The U.K. is currently going through a record-breaking heatwave. Some recent social media posts claim that the U.K. experienced a similar heatwave in 2003, and that the mainstream media is using the same reports in 2022. One such Facebook post shared an article, from a website named DAILY POLITICS LIVE, which claimed that "the world elite who want to control the way we live have attached their devastating green agenda to the normal summer heat. To the elite, this is global warming, yet we've always had these temperatures in the past." The article includes a montage comparing two weather forecasts by the BBC for the U.K. from 2003 and 2022.
The BBC's weather forecast video referred to in the viral post is from August 2003, which can be found on YouTube. In the video, the highest temperature predicted for the "weekend" was 35 degree Celsius (it is not clear which August weekend was being referred to). The forecast said that coastal fog around the U.K. would bring the temperature to 20 degree Celsius with high humidity. In 2003, August also saw some thunderstorms and rain bursts. According to the Met Office, the highest temperature went up to 38.5°C that year on August 10, 2003.
As of July 19, 2022, BBC and the Met Office reported the first red warning in the U.K at 40°C. According to the BBC, Coningsby in Lincolnshire recorded a temperature of 40.3°C. Previously, over 34 locations had exceeded the U.K.'s previous highest-temperature record of 38.7°C in 2019. "There is a 70 percent chance of maximum temperatures over 40°C in isolated parts of the U.K. for the start of next week. Mid to high, 30s°C will be seen more widely with a 95 percent chance we will exceed the current record," the Met Office stated on July 15.

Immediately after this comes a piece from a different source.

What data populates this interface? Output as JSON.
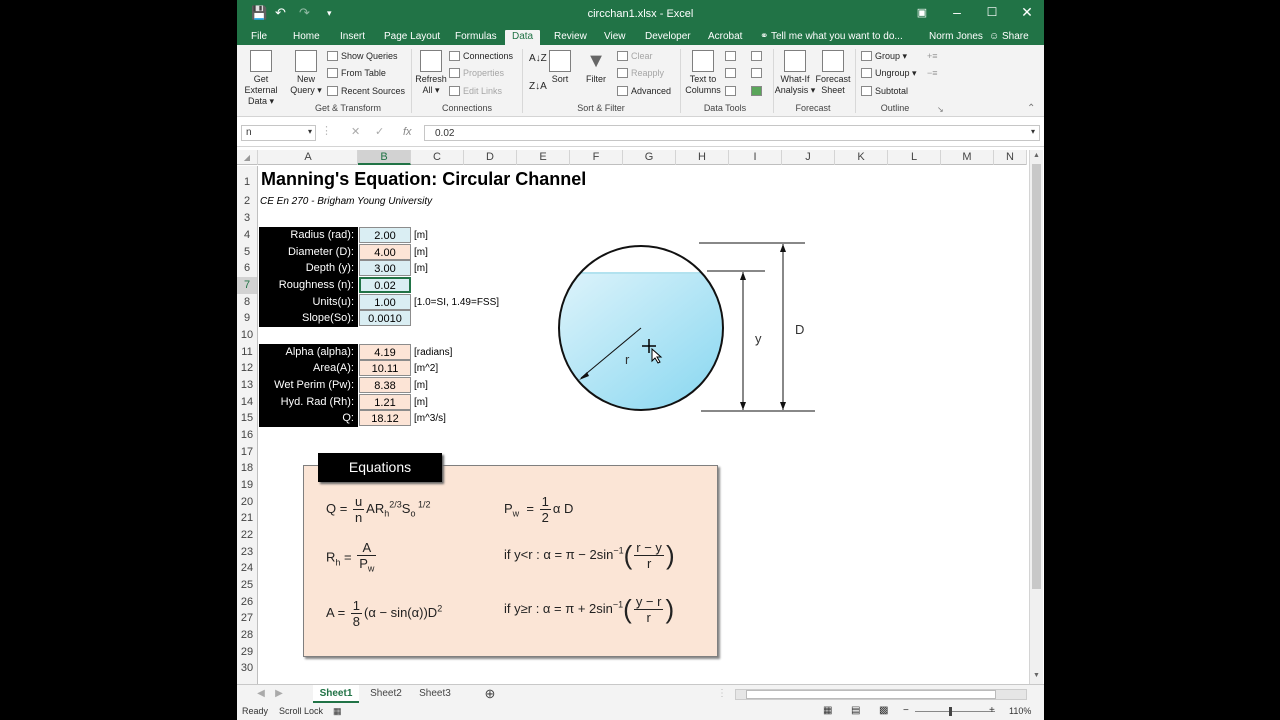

The U.K. has witnessed heatwaves in the past two decades; however, it is does not mean that these temperatures are normal for summers. The BBC quoted the Intergovernmental Panel on Climate Change (IPCC), which had said, "we're living in the hottest period for 125,000 years." According to the IPCC, the cause of these extreme weather conditions is excess use of fossil fuels and global warming.
The mainstream media reporting these figures are not trying to push a "green agenda." Several conspiracy theories, such as the government controlling weather forecasts and how weather temperatures have not changed in a decade, have been made regarding climate change in the past few years. Various media outlets and fact-checking organizations have debunked these conspiracy theories repeatedly.
Although the U.K. has experienced heatwaves in the past decade, the current heatwave has witnessed the highest temperatures taking the mercury over 40°C. BBC did not use the same forecast from 2003 to report on the current heatwave. Hence, we have marked this claim false.